Word for word, return every record.
[Start of Attachment]
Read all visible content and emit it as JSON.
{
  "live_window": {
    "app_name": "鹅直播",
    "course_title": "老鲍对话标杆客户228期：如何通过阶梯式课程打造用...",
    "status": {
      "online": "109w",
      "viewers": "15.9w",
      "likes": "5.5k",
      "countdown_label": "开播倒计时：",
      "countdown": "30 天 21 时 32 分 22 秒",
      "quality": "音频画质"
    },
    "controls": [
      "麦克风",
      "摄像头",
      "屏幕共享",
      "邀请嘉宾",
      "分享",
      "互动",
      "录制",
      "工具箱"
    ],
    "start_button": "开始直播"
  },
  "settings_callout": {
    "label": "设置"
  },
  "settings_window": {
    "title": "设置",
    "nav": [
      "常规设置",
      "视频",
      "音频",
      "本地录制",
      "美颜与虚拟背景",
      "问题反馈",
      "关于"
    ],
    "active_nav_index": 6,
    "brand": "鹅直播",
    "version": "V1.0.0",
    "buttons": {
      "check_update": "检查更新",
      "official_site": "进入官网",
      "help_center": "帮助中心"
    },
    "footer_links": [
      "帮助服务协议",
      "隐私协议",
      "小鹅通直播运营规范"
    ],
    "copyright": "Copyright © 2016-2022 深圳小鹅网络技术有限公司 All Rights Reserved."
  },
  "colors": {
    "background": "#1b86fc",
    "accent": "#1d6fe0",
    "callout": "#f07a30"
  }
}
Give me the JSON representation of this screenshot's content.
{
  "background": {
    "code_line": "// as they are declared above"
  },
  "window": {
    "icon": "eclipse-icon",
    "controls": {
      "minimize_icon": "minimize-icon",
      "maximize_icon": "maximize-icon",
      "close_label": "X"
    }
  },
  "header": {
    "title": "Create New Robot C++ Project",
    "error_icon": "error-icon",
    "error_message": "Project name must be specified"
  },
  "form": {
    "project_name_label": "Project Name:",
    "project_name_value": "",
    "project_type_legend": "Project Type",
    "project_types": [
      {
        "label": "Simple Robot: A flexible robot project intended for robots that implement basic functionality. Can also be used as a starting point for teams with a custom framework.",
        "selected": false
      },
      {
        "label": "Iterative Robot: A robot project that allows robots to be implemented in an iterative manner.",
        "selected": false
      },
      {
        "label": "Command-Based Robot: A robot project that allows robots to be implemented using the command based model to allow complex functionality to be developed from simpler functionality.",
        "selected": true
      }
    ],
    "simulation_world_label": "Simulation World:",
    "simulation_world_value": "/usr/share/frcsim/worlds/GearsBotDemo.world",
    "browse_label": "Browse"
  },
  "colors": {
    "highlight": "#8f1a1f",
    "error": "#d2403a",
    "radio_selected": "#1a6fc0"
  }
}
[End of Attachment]
- Written solution
Read all visible content and emit it as JSON.
{
  "live_window": {
    "app_name": "鹅直播",
    "course_title": "老鲍对话标杆客户228期：如何通过阶梯式课程打造用...",
    "status": {
      "online": "109w",
      "viewers": "15.9w",
      "likes": "5.5k",
      "countdown_label": "开播倒计时：",
      "countdown": "30 天 21 时 32 分 22 秒",
      "quality": "音频画质"
    },
    "controls": [
      "麦克风",
      "摄像头",
      "屏幕共享",
      "邀请嘉宾",
      "分享",
      "互动",
      "录制",
      "工具箱"
    ],
    "start_button": "开始直播"
  },
  "settings_callout": {
    "label": "设置"
  },
  "settings_window": {
    "title": "设置",
    "nav": [
      "常规设置",
      "视频",
      "音频",
      "本地录制",
      "美颜与虚拟背景",
      "问题反馈",
      "关于"
    ],
    "active_nav_index": 6,
    "brand": "鹅直播",
    "version": "V1.0.0",
    "buttons": {
      "check_update": "检查更新",
      "official_site": "进入官网",
      "help_center": "帮助中心"
    },
    "footer_links": [
      "帮助服务协议",
      "隐私协议",
      "小鹅通直播运营规范"
    ],
    "copyright": "Copyright © 2016-2022 深圳小鹅网络技术有限公司 All Rights Reserved."
  },
  "colors": {
    "background": "#1b86fc",
    "accent": "#1d6fe0",
    "callout": "#f07a30"
  }
}
Give me the JSON representation of this screenshot's content.
{
  "background": {
    "code_line": "// as they are declared above"
  },
  "window": {
    "icon": "eclipse-icon",
    "controls": {
      "minimize_icon": "minimize-icon",
      "maximize_icon": "maximize-icon",
      "close_label": "X"
    }
  },
  "header": {
    "title": "Create New Robot C++ Project",
    "error_icon": "error-icon",
    "error_message": "Project name must be specified"
  },
  "form": {
    "project_name_label": "Project Name:",
    "project_name_value": "",
    "project_type_legend": "Project Type",
    "project_types": [
      {
        "label": "Simple Robot: A flexible robot project intended for robots that implement basic functionality. Can also be used as a starting point for teams with a custom framework.",
        "selected": false
      },
      {
        "label": "Iterative Robot: A robot project that allows robots to be implemented in an iterative manner.",
        "selected": false
      },
      {
        "label": "Command-Based Robot: A robot project that allows robots to be implemented using the command based model to allow complex functionality to be developed from simpler functionality.",
        "selected": true
      }
    ],
    "simulation_world_label": "Simulation World:",
    "simulation_world_value": "/usr/share/frcsim/worlds/GearsBotDemo.world",
    "browse_label": "Browse"
  },
  "colors": {
    "highlight": "#8f1a1f",
    "error": "#d2403a",
    "radio_selected": "#1a6fc0"
  }
}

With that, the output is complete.